> _WORK INSTRUCTION_
Copy every line below precisely, leaving nothing out.

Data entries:
━━━━━━━━
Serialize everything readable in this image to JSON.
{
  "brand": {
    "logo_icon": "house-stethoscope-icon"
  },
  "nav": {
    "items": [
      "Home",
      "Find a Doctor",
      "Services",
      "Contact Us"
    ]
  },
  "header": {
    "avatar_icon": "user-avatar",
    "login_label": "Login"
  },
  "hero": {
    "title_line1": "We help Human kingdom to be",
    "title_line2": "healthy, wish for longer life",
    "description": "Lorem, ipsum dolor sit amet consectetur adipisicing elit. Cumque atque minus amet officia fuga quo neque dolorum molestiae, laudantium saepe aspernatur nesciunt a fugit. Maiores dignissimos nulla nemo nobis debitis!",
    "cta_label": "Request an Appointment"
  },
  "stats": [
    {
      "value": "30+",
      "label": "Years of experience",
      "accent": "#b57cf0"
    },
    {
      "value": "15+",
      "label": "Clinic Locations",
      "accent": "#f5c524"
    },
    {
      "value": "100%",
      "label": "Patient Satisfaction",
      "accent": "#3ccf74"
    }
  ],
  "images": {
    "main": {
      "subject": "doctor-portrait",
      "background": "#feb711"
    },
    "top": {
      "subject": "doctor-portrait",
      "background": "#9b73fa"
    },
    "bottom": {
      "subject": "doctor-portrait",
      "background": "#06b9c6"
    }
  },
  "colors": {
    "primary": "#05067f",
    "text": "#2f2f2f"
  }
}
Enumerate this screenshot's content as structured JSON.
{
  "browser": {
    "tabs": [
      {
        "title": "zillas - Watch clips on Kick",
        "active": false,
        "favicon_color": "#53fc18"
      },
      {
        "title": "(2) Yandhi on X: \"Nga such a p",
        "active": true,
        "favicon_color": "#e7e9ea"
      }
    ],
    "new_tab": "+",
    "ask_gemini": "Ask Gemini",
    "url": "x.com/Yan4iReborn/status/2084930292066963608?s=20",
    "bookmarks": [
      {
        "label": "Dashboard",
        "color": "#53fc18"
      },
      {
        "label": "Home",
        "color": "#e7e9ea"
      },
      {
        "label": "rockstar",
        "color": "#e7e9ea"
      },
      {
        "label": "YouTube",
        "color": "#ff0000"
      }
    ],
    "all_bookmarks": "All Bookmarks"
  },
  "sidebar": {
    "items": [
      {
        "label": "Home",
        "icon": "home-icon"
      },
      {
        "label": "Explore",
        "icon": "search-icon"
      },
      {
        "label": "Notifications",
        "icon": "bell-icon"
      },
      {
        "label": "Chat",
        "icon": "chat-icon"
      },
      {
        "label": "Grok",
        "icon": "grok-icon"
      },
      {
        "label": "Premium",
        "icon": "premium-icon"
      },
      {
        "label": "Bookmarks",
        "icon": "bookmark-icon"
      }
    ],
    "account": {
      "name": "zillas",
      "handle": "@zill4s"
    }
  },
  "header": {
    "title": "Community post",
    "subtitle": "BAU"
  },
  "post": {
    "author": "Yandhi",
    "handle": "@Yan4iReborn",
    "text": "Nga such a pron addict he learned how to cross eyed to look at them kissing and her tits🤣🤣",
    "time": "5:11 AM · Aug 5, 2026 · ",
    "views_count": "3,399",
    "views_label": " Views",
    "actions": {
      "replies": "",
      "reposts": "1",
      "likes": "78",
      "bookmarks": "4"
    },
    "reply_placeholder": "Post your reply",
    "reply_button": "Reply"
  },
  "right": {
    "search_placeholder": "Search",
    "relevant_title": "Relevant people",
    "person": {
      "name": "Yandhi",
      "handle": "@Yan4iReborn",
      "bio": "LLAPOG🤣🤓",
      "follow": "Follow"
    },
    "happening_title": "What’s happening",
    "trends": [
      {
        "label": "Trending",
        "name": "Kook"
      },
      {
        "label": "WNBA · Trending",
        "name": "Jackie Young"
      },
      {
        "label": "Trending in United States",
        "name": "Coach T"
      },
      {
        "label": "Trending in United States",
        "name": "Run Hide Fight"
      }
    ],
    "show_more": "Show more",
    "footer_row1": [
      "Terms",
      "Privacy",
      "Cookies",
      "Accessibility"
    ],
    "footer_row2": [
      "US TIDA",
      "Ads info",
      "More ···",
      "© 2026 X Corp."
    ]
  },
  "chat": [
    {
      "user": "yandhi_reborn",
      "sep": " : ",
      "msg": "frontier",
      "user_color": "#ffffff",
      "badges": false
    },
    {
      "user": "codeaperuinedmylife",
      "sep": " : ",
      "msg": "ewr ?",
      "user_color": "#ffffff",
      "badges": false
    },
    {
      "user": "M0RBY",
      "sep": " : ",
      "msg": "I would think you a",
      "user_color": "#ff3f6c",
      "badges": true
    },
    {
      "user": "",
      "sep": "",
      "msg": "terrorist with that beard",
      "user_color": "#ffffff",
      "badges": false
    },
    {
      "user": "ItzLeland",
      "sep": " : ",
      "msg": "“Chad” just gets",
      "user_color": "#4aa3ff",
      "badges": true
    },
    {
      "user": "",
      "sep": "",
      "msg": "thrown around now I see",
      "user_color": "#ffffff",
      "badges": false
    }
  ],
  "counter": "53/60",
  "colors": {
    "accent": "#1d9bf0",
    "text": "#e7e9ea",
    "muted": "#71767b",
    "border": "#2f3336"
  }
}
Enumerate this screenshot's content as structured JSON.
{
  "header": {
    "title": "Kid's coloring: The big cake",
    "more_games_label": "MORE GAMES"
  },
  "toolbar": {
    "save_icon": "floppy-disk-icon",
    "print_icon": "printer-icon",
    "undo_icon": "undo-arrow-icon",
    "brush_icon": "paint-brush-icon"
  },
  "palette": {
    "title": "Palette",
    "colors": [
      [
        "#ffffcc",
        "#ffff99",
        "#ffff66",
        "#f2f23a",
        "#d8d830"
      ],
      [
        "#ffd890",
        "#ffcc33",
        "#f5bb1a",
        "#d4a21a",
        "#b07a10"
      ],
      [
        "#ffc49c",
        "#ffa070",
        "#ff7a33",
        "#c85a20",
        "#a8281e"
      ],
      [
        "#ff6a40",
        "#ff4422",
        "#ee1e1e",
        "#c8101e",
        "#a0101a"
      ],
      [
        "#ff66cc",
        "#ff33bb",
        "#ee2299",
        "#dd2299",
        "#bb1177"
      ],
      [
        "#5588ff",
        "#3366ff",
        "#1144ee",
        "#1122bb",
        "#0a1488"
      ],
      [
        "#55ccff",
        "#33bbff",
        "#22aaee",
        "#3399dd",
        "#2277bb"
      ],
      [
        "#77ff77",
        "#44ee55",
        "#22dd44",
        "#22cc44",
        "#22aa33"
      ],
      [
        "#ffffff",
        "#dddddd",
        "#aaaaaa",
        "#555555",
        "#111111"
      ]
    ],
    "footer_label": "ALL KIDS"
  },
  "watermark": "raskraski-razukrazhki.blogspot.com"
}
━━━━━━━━
> _EXERCISE OUTPUT_
Serialize everything readable in this image to JSON.
{
  "brand": {
    "logo_icon": "house-stethoscope-icon"
  },
  "nav": {
    "items": [
      "Home",
      "Find a Doctor",
      "Services",
      "Contact Us"
    ]
  },
  "header": {
    "avatar_icon": "user-avatar",
    "login_label": "Login"
  },
  "hero": {
    "title_line1": "We help Human kingdom to be",
    "title_line2": "healthy, wish for longer life",
    "description": "Lorem, ipsum dolor sit amet consectetur adipisicing elit. Cumque atque minus amet officia fuga quo neque dolorum molestiae, laudantium saepe aspernatur nesciunt a fugit. Maiores dignissimos nulla nemo nobis debitis!",
    "cta_label": "Request an Appointment"
  },
  "stats": [
    {
      "value": "30+",
      "label": "Years of experience",
      "accent": "#b57cf0"
    },
    {
      "value": "15+",
      "label": "Clinic Locations",
      "accent": "#f5c524"
    },
    {
      "value": "100%",
      "label": "Patient Satisfaction",
      "accent": "#3ccf74"
    }
  ],
  "images": {
    "main": {
      "subject": "doctor-portrait",
      "background": "#feb711"
    },
    "top": {
      "subject": "doctor-portrait",
      "background": "#9b73fa"
    },
    "bottom": {
      "subject": "doctor-portrait",
      "background": "#06b9c6"
    }
  },
  "colors": {
    "primary": "#05067f",
    "text": "#2f2f2f"
  }
}
Enumerate this screenshot's content as structured JSON.
{
  "browser": {
    "tabs": [
      {
        "title": "zillas - Watch clips on Kick",
        "active": false,
        "favicon_color": "#53fc18"
      },
      {
        "title": "(2) Yandhi on X: \"Nga such a p",
        "active": true,
        "favicon_color": "#e7e9ea"
      }
    ],
    "new_tab": "+",
    "ask_gemini": "Ask Gemini",
    "url": "x.com/Yan4iReborn/status/2084930292066963608?s=20",
    "bookmarks": [
      {
        "label": "Dashboard",
        "color": "#53fc18"
      },
      {
        "label": "Home",
        "color": "#e7e9ea"
      },
      {
        "label": "rockstar",
        "color": "#e7e9ea"
      },
      {
        "label": "YouTube",
        "color": "#ff0000"
      }
    ],
    "all_bookmarks": "All Bookmarks"
  },
  "sidebar": {
    "items": [
      {
        "label": "Home",
        "icon": "home-icon"
      },
      {
        "label": "Explore",
        "icon": "search-icon"
      },
      {
        "label": "Notifications",
        "icon": "bell-icon"
      },
      {
        "label": "Chat",
        "icon": "chat-icon"
      },
      {
        "label": "Grok",
        "icon": "grok-icon"
      },
      {
        "label": "Premium",
        "icon": "premium-icon"
      },
      {
        "label": "Bookmarks",
        "icon": "bookmark-icon"
      }
    ],
    "account": {
      "name": "zillas",
      "handle": "@zill4s"
    }
  },
  "header": {
    "title": "Community post",
    "subtitle": "BAU"
  },
  "post": {
    "author": "Yandhi",
    "handle": "@Yan4iReborn",
    "text": "Nga such a pron addict he learned how to cross eyed to look at them kissing and her tits🤣🤣",
    "time": "5:11 AM · Aug 5, 2026 · ",
    "views_count": "3,399",
    "views_label": " Views",
    "actions": {
      "replies": "",
      "reposts": "1",
      "likes": "78",
      "bookmarks": "4"
    },
    "reply_placeholder": "Post your reply",
    "reply_button": "Reply"
  },
  "right": {
    "search_placeholder": "Search",
    "relevant_title": "Relevant people",
    "person": {
      "name": "Yandhi",
      "handle": "@Yan4iReborn",
      "bio": "LLAPOG🤣🤓",
      "follow": "Follow"
    },
    "happening_title": "What’s happening",
    "trends": [
      {
        "label": "Trending",
        "name": "Kook"
      },
      {
        "label": "WNBA · Trending",
        "name": "Jackie Young"
      },
      {
        "label": "Trending in United States",
        "name": "Coach T"
      },
      {
        "label": "Trending in United States",
        "name": "Run Hide Fight"
      }
    ],
    "show_more": "Show more",
    "footer_row1": [
      "Terms",
      "Privacy",
      "Cookies",
      "Accessibility"
    ],
    "footer_row2": [
      "US TIDA",
      "Ads info",
      "More ···",
      "© 2026 X Corp."
    ]
  },
  "chat": [
    {
      "user": "yandhi_reborn",
      "sep": " : ",
      "msg": "frontier",
      "user_color": "#ffffff",
      "badges": false
    },
    {
      "user": "codeaperuinedmylife",
      "sep": " : ",
      "msg": "ewr ?",
      "user_color": "#ffffff",
      "badges": false
    },
    {
      "user": "M0RBY",
      "sep": " : ",
      "msg": "I would think you a",
      "user_color": "#ff3f6c",
      "badges": true
    },
    {
      "user": "",
      "sep": "",
      "msg": "terrorist with that beard",
      "user_color": "#ffffff",
      "badges": false
    },
    {
      "user": "ItzLeland",
      "sep": " : ",
      "msg": "“Chad” just gets",
      "user_color": "#4aa3ff",
      "badges": true
    },
    {
      "user": "",
      "sep": "",
      "msg": "thrown around now I see",
      "user_color": "#ffffff",
      "badges": false
    }
  ],
  "counter": "53/60",
  "colors": {
    "accent": "#1d9bf0",
    "text": "#e7e9ea",
    "muted": "#71767b",
    "border": "#2f3336"
  }
}
Enumerate this screenshot's content as structured JSON.
{
  "header": {
    "title": "Kid's coloring: The big cake",
    "more_games_label": "MORE GAMES"
  },
  "toolbar": {
    "save_icon": "floppy-disk-icon",
    "print_icon": "printer-icon",
    "undo_icon": "undo-arrow-icon",
    "brush_icon": "paint-brush-icon"
  },
  "palette": {
    "title": "Palette",
    "colors": [
      [
        "#ffffcc",
        "#ffff99",
        "#ffff66",
        "#f2f23a",
        "#d8d830"
      ],
      [
        "#ffd890",
        "#ffcc33",
        "#f5bb1a",
        "#d4a21a",
        "#b07a10"
      ],
      [
        "#ffc49c",
        "#ffa070",
        "#ff7a33",
        "#c85a20",
        "#a8281e"
      ],
      [
        "#ff6a40",
        "#ff4422",
        "#ee1e1e",
        "#c8101e",
        "#a0101a"
      ],
      [
        "#ff66cc",
        "#ff33bb",
        "#ee2299",
        "#dd2299",
        "#bb1177"
      ],
      [
        "#5588ff",
        "#3366ff",
        "#1144ee",
        "#1122bb",
        "#0a1488"
      ],
      [
        "#55ccff",
        "#33bbff",
        "#22aaee",
        "#3399dd",
        "#2277bb"
      ],
      [
        "#77ff77",
        "#44ee55",
        "#22dd44",
        "#22cc44",
        "#22aa33"
      ],
      [
        "#ffffff",
        "#dddddd",
        "#aaaaaa",
        "#555555",
        "#111111"
      ]
    ],
    "footer_label": "ALL KIDS"
  },
  "watermark": "raskraski-razukrazhki.blogspot.com"
}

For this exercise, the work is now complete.